It has been a few weeks now since a team spent a day on the scaffolding investigating the Picture Gallery ceiling. That day however they made some exciting discoveries about the decoration of that floating ceiling which we are now trying to conserve. Click here to see our previous post for more information on what we found.
The earliest photos we have of the space show that decorative border as it is now; one single rectangle around the main ceiling bed. Investigations under raking light however showed us that an earlier decorative border did actually exist and was still under layers of over painting!
Our painting conservator Annabelle Monaghan revealed some of this scheme by removing layers of paint.
She took a small sample of the paper border on the ceiling and these have been preliminarily analysed over the past few weeks and also sent off for detailed investigation by a forensic art historian. From looking at the samples taken from the border Annabelle has found that the hidden border has four layers…
1. Preparation layer
2. Base layer for original stencilled border
3. Original stencilling
4. Very thin transparent paint layer
This border was at some point painted over with a creamy oil paint. This oil paint can be removed with a scalpel. Another over paint layer of white distemper (water based paint with pigment) can be gently removed with water.
The ceiling of the Picture Gallery has now been covered with a protective pad which will support it throughout the duration of the building work that goes on above. However having that window of time to get up and get samples from the ceiling and reveal the older scheme has meant that we now we now can begin to understand the physical evidence in order to inform the actual conservation and potential re-decoration work. But it leaves us with some big questions over what to do next!
In other Mansion news we thought you may all like to see the Drawing Room here at Attingham without the drugget we use to protect the carpet. For two mornings, before our visitors arrived, the Drawing Room was the star of its very own photo shoot!
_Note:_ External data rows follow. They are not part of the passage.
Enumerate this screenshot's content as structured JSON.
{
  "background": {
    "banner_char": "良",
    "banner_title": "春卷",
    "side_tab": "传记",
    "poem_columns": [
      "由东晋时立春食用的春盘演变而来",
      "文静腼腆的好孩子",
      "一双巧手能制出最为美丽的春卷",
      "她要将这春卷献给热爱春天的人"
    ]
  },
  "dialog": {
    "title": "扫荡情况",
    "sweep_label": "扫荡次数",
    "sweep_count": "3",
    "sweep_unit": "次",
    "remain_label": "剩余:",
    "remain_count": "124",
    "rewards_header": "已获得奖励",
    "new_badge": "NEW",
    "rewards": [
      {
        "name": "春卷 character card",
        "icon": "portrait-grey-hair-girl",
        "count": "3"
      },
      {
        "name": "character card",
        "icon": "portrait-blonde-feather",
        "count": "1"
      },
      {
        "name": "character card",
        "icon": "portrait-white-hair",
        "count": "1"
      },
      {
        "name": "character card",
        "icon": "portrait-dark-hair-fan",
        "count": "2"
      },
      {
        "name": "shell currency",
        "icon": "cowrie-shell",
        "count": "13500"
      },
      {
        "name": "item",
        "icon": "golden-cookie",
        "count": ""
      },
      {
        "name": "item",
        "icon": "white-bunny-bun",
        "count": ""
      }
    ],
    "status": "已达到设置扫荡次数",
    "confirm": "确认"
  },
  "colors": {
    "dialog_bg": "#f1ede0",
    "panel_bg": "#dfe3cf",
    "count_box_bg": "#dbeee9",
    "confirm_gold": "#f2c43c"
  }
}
The pictures taken by the photographer will hopefully be used in an upcoming book. So here’s a few of our own photos with how the room looked.